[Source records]
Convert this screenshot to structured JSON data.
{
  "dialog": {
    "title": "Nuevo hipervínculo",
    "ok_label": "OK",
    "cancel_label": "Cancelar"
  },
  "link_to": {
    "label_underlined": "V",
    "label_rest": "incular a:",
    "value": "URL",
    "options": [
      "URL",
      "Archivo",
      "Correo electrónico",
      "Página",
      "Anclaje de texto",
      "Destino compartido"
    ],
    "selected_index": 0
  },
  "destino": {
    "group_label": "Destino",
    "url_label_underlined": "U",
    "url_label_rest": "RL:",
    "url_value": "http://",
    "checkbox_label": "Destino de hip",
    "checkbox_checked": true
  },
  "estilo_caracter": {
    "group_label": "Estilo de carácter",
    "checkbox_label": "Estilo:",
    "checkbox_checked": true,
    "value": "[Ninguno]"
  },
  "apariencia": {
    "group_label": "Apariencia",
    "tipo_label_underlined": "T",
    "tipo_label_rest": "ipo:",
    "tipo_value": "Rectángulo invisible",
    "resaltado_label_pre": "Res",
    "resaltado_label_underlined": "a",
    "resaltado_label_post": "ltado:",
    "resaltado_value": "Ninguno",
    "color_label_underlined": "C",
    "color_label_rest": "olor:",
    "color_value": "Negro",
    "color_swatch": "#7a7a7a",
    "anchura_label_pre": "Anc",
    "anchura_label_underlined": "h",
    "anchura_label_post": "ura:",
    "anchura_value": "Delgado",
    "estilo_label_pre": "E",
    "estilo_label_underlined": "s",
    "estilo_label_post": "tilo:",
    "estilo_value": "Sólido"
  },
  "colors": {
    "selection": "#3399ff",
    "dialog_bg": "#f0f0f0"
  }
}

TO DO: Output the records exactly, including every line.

EXERCISE RESULT:
Convert this screenshot to structured JSON data.
{
  "dialog": {
    "title": "Nuevo hipervínculo",
    "ok_label": "OK",
    "cancel_label": "Cancelar"
  },
  "link_to": {
    "label_underlined": "V",
    "label_rest": "incular a:",
    "value": "URL",
    "options": [
      "URL",
      "Archivo",
      "Correo electrónico",
      "Página",
      "Anclaje de texto",
      "Destino compartido"
    ],
    "selected_index": 0
  },
  "destino": {
    "group_label": "Destino",
    "url_label_underlined": "U",
    "url_label_rest": "RL:",
    "url_value": "http://",
    "checkbox_label": "Destino de hip",
    "checkbox_checked": true
  },
  "estilo_caracter": {
    "group_label": "Estilo de carácter",
    "checkbox_label": "Estilo:",
    "checkbox_checked": true,
    "value": "[Ninguno]"
  },
  "apariencia": {
    "group_label": "Apariencia",
    "tipo_label_underlined": "T",
    "tipo_label_rest": "ipo:",
    "tipo_value": "Rectángulo invisible",
    "resaltado_label_pre": "Res",
    "resaltado_label_underlined": "a",
    "resaltado_label_post": "ltado:",
    "resaltado_value": "Ninguno",
    "color_label_underlined": "C",
    "color_label_rest": "olor:",
    "color_value": "Negro",
    "color_swatch": "#7a7a7a",
    "anchura_label_pre": "Anc",
    "anchura_label_underlined": "h",
    "anchura_label_post": "ura:",
    "anchura_value": "Delgado",
    "estilo_label_pre": "E",
    "estilo_label_underlined": "s",
    "estilo_label_post": "tilo:",
    "estilo_value": "Sólido"
  },
  "colors": {
    "selection": "#3399ff",
    "dialog_bg": "#f0f0f0"
  }
}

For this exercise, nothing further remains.